Keep gloves, a knife, and plastic bags in a pack when traveling or hiking

1) Bag and label the specimen with a date, place, possible cause of death and type of animal.
2) Freeze for at least 72 hours to kill parasites and allow time to plan and prepare. You can keep them frozen indefinitely without damage.
3) Be aware that some creatures are not legal for personal possession. States have different restrictions.
4) Enjoy the process of your creative scavenging.


Spend time thinking about your final piece before starting

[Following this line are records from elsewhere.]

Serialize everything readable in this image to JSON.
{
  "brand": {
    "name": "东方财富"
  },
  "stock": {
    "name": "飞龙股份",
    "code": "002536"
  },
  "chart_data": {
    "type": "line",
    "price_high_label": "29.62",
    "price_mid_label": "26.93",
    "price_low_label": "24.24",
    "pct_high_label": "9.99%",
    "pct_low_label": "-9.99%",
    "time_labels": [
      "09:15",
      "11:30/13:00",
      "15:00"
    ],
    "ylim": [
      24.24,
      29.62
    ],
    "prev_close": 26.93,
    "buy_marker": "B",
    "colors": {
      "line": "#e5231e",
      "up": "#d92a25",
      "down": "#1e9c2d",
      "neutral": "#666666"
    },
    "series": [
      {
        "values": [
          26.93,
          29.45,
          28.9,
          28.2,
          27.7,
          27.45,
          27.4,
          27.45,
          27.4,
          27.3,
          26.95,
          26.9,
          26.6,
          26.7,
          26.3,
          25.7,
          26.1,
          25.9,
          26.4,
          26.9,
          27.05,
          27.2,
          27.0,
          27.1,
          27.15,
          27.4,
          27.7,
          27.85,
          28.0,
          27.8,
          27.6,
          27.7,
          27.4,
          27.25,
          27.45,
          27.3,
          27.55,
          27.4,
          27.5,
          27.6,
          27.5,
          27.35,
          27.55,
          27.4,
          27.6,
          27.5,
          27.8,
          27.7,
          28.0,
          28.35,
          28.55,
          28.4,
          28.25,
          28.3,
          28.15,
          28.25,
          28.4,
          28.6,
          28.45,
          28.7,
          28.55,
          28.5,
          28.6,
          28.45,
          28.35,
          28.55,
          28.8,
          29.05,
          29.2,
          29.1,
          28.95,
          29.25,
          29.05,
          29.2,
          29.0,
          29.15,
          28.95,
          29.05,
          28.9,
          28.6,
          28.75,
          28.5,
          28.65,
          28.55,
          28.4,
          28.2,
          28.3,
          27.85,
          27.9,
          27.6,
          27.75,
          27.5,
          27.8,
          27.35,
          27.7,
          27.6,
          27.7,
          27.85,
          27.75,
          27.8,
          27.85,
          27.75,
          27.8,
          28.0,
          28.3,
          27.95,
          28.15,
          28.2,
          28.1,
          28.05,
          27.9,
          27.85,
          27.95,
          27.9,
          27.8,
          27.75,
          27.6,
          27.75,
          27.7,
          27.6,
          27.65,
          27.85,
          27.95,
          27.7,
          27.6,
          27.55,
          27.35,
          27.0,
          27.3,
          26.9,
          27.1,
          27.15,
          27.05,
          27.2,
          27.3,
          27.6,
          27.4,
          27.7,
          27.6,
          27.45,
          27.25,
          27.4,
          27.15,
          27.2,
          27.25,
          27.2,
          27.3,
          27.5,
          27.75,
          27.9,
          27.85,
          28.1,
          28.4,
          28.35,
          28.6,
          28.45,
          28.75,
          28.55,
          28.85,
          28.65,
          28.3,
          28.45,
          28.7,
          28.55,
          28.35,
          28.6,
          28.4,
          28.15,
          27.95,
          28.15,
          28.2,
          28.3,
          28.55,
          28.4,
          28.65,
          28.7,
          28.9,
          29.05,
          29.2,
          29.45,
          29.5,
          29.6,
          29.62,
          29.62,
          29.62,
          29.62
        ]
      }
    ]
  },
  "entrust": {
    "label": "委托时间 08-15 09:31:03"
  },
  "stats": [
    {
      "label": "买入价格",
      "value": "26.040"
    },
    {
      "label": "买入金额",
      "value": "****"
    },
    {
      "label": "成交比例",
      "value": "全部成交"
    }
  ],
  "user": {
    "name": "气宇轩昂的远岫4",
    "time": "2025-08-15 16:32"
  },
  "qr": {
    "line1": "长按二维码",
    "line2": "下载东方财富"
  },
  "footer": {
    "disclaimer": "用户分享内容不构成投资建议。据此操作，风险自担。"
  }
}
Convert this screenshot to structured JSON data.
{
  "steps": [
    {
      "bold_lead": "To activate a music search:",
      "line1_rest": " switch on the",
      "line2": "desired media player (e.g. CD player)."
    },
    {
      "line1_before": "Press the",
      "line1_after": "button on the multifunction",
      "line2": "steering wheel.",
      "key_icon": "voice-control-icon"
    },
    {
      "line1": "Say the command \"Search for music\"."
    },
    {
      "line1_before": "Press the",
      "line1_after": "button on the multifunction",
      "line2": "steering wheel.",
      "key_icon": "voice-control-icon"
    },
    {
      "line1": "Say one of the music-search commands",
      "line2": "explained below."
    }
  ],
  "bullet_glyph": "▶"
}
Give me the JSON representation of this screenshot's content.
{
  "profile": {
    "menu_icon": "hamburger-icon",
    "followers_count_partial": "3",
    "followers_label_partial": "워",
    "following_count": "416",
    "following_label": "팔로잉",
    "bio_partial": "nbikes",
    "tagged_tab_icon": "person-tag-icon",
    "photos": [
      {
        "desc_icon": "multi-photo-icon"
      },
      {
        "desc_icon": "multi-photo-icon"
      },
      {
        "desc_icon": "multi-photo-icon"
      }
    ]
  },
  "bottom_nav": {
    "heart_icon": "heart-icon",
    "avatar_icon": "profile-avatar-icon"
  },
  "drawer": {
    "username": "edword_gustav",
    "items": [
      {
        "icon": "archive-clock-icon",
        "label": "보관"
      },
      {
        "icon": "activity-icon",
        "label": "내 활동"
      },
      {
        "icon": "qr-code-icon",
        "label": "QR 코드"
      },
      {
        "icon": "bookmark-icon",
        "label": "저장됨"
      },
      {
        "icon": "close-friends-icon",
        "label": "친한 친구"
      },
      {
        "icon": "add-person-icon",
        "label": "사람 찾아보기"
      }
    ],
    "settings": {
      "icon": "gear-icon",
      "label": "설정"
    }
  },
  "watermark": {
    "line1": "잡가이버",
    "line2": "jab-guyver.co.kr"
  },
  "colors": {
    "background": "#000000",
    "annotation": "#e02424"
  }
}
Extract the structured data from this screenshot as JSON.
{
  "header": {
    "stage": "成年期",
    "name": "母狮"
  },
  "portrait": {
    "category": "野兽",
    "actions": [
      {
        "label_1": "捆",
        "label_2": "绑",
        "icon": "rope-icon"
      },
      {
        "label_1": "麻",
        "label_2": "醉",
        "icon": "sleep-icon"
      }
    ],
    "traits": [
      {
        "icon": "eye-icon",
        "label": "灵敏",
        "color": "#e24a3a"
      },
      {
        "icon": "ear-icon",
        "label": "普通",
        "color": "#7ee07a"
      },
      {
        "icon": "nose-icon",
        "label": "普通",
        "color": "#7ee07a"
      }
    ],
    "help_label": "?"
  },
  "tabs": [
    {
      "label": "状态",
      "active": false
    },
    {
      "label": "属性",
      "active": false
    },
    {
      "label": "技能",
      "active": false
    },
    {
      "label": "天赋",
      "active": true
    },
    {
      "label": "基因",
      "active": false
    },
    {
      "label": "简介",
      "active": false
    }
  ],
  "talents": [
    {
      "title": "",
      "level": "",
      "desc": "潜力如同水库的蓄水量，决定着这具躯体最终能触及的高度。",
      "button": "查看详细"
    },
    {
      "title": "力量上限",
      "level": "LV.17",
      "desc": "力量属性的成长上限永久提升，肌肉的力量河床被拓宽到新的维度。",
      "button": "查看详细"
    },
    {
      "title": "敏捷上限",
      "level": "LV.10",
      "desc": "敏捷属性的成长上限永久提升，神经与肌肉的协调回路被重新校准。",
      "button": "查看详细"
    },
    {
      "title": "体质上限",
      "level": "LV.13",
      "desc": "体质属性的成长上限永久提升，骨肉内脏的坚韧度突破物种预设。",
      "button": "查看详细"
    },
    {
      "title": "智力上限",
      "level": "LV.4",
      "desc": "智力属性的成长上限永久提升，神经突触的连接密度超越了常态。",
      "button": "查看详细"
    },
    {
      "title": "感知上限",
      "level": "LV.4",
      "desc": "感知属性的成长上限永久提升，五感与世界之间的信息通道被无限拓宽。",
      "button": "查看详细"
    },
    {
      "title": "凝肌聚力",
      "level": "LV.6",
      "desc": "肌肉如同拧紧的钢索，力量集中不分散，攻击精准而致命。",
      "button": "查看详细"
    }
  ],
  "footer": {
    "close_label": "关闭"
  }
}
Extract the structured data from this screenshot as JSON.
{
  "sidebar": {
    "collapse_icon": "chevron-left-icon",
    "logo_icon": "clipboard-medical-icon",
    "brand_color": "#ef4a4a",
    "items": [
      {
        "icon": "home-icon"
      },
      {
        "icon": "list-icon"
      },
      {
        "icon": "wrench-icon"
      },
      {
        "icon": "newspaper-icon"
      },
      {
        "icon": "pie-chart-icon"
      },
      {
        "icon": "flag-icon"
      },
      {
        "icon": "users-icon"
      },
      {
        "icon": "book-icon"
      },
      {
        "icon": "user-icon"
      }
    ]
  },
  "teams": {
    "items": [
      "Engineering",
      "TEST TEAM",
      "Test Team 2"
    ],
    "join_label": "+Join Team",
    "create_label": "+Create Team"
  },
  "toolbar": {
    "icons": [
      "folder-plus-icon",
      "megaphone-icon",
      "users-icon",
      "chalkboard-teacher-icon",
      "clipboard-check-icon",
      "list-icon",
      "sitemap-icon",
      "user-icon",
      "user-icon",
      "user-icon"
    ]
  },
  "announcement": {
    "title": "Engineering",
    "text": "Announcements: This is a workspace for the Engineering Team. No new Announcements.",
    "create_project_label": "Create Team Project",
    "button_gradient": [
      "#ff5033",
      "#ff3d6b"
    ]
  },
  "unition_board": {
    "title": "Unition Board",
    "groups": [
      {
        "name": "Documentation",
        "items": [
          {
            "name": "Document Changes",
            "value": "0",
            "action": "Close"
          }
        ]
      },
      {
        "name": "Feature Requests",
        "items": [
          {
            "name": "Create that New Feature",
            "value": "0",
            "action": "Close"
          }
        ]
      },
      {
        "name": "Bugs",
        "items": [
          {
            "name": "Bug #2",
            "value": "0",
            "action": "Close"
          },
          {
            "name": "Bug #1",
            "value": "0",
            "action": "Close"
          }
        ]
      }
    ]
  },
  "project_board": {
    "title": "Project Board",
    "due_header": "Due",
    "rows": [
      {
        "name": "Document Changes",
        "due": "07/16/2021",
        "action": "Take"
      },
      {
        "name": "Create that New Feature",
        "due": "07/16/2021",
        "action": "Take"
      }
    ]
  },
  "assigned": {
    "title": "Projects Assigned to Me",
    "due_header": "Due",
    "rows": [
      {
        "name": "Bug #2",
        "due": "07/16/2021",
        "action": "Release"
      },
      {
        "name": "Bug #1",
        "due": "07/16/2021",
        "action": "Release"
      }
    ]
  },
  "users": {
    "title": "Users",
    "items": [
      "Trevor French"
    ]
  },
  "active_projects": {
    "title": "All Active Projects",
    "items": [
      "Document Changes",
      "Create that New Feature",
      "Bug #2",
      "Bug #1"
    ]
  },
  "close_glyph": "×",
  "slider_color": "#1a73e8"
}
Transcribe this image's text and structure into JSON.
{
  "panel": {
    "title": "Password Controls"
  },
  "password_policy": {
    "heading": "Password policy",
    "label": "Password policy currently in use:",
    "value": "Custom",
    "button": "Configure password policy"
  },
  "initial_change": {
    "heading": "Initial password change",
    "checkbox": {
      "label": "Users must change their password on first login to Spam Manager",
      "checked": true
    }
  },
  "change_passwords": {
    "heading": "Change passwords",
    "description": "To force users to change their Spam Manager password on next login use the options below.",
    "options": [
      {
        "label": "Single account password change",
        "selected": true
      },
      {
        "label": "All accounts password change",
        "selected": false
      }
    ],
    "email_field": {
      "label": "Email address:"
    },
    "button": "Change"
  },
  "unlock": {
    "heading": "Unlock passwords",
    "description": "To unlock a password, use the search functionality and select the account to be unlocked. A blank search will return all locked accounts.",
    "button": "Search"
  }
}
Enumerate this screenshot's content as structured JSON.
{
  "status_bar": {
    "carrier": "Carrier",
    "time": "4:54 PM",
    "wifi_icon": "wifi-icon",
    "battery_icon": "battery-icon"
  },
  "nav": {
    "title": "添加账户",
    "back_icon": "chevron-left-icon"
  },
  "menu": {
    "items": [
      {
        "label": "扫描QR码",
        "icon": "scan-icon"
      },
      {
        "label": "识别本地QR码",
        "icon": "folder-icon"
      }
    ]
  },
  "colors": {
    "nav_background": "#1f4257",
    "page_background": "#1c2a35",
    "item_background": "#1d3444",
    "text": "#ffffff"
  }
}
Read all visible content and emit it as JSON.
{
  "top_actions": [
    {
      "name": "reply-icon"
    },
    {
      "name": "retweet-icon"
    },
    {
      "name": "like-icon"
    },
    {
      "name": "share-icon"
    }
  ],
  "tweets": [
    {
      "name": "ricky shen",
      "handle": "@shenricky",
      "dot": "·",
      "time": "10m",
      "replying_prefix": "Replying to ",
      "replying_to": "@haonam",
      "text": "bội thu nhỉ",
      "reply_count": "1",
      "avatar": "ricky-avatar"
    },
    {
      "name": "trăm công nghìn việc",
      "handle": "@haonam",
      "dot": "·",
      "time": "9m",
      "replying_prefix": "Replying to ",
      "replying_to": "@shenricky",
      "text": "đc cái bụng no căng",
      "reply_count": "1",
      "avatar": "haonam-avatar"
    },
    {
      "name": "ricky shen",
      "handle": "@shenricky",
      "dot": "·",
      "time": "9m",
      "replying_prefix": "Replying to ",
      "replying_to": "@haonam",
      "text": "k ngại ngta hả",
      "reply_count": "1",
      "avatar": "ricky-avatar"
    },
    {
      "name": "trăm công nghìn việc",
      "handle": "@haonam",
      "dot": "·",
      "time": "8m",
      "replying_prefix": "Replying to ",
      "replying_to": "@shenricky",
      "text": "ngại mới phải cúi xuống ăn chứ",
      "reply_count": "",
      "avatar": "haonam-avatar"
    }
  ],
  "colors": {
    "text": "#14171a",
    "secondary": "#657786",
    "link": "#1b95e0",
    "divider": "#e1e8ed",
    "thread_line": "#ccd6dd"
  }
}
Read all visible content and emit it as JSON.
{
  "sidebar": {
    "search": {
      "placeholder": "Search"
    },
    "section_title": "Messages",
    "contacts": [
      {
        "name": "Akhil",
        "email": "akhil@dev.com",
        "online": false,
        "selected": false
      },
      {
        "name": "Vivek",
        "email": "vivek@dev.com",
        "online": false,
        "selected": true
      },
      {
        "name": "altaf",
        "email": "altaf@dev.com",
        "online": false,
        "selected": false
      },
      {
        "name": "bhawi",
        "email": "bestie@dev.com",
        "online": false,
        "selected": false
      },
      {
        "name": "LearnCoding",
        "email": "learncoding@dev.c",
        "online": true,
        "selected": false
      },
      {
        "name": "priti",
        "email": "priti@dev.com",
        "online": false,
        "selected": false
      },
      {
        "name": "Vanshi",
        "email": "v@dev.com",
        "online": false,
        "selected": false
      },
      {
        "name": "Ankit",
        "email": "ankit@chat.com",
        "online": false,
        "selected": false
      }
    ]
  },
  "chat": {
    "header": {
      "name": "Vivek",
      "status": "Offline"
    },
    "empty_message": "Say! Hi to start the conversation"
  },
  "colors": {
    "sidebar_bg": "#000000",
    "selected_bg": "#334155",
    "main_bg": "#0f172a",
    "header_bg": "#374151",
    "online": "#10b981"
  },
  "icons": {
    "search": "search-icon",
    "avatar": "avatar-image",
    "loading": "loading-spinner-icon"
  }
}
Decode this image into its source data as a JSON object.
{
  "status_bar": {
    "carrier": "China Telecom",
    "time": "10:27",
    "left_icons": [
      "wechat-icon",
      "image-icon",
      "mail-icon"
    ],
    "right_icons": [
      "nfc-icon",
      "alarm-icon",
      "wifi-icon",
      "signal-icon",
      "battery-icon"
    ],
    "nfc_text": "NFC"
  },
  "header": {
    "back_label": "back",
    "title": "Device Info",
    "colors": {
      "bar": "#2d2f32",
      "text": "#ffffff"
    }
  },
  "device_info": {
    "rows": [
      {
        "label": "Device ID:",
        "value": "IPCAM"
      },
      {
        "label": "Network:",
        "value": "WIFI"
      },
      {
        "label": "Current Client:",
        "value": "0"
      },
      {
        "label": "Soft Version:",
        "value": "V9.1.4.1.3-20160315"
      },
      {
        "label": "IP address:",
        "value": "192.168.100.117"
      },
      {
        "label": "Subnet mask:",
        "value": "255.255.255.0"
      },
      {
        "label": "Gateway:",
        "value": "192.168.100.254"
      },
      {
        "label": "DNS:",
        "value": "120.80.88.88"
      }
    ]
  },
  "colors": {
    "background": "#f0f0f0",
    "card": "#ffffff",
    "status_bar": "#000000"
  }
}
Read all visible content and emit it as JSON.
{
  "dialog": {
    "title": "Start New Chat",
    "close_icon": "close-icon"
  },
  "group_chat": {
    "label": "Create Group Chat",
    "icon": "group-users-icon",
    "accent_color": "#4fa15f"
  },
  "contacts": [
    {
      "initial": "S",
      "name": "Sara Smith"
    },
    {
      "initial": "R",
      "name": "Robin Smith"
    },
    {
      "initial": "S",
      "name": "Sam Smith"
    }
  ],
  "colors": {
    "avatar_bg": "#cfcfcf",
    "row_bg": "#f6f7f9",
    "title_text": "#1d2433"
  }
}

1) Create a sketch of how you want the final piece to look.
2) Will it be a preservation of the bones, hide or even both?
3) Most pieces would benefit from a support base to keep it sturdy and easier to transport.
4) Traditional taxidermy will require a form. Smaller creatures can use cotton and string. If it is larger than a cat, consider using a pre-made foam form: Purchase Forms here
5) Will you want to purchase/create props, eyes and clothing?
6) Do you plan to ship it in the mail as a gift or keep it at home?


Allow yourself a full afternoon for your first creation

1) Acquire needed materials and tools.
2) Create a workspace (scented candles or incense can be helpful).
3) Thaw for 2+ hours depending on size.
4) Consider documenting your experience via video, time-lapse, audio, or photography.


Care for your creation so it lasts forever

• Cedar wood and cedar oils will help deter moths.
• Give your piece a light spray of Lysol (anti-bacterial) every few days to keep any little bugs away as they fully cure. Then, just a few times a year.
• Be gentle with the fur. Specimens that are found outside are prone to “hair slippage”. This happens when bacteria gets into the animal and will cause the hair to simply fall off. Try to find a fresh animal that hasn’t bloated or contracted flies. You can certainly do patching and reinforcement to fix a great deal of it.